"These guys are really struggling. The environment is just not one that favors insurance companies, flat out," said CIBC World Markets analyst Robert Sedran.
Under Canadian accounting rules, the insurers must constantly adjust their massive investment portfolios to make sure their investments are sufficient to pay off future payout obligations, some of which have very long lives. Negative market moves force them to take reserves out of profits.
That's where the second whammy comes into play as the results, which begin with Great-West Lifeco on Wednesday, will likely push capital levels for the group lower, and could prompt some companies to issue shares at depressed prices, analysts say.
Weak markets also hurt their wealth management businesses, as well as remaining portfolios of financial products that were conceived under much different market conditions.
In the second quarter, the S&P/TSX composite index fell 6.2 percent, while the yield on the benchmark U.S. 10-year Treasury fell 57 basis points to 1.64 from 2.21. The 10-year bond has fallen again in July, suggesting more pain in the third quarter.
Manulife, which posted a strong profit in the first quarter thanks to an early-year market rebound, is expected to post a loss of 48 cents a share, according to Thomson Reuters I/B/E/S, compared with a year-before profit of 26 cents a share.
Sun Life is expected to come in with a profit of 18 cents a share, down from a profit of 73 cents per share.
Great-West, which has the least market exposure of the group, expected to post a profit of 48 cents a share, down from 55 cents a share.
Industrial-Alliance Insurance and Financial Services Inc. (IAG-T), a smaller insurer that takes the bulk of its market-related hit in the fourth quarter, is expected to notch a profit of 59 cents a share. It earned 78 cents per share a year earlier.
"We see few positive catalysts coming out of second-quarter reporting," Barclays Capital analyst John Aiken said in a note.
"We expect weak reported earnings and declines in capital ratios," he said. "We believe investors will have to remain patient and cautious above all else."
The quarter will provide more evidence that the insurers' core businesses -- considered well managed with good growth prospects -- are decoupling from their market-driven earnings and share prices.
Weak markets have kept their stocks pinned well below the highs they reached before the 2007-09 financial crisis. Manulife is down nearly 77 percent from its 2007 record high, while the others are down at least 40 percent.
Even so, Manulife and Sun Life both have strong Canadian and U.S. presences and are both expanding in Asia.

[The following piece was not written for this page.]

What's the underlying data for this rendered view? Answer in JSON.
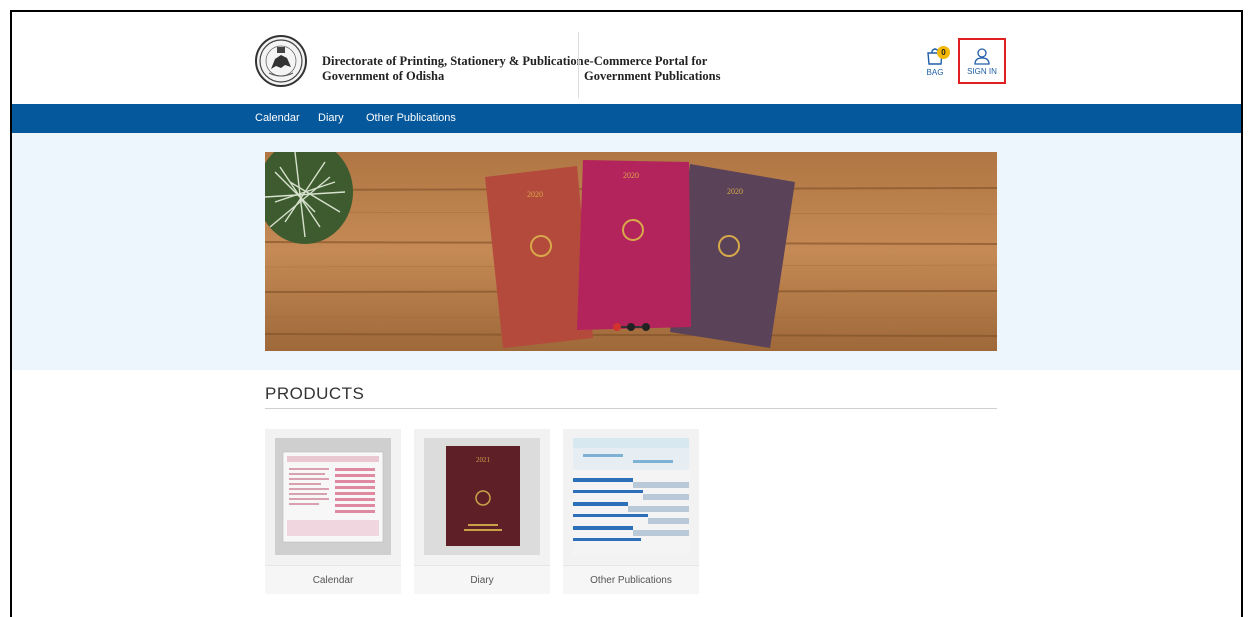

Manulife, which owns U.S.-based John Hancock, earned 34 percent of its profit from its Asian division in 2011 and recently entered Cambodia, its 10th country on the continent.
Manulife has also submitted bids for parts of ING's Asian assets, which the Dutch company is in the process of selling, while Sun Life has been linked to interest in assets in the region.
Even so, the insurers' core businesses are not immune from the markets, which weaken their capital levels and make it less likely they would attempt large acquisitions in the current climate, analysts say.
Indeed, the quarterly results are expected to push capital levels down to a point at which insurers may have to consider issuing equity, an unattractive prospect with stock prices so low.
"The way I would characterize it is ... the macro variables are slowly bleeding capitalization in the industry," said National Bank Financial analyst Peter Routledge.
"The immediate reaction has been to fill that bleed with non-common forms of capital, such as preferred shares, subordinated debt. At some point, it will have to go to equity in order to maintain a stable healthy balance sheet."
Routledge expects Manulife to take an $800 million charge to lower its long-term investment assumptions and sees additional charges in the second half of the year.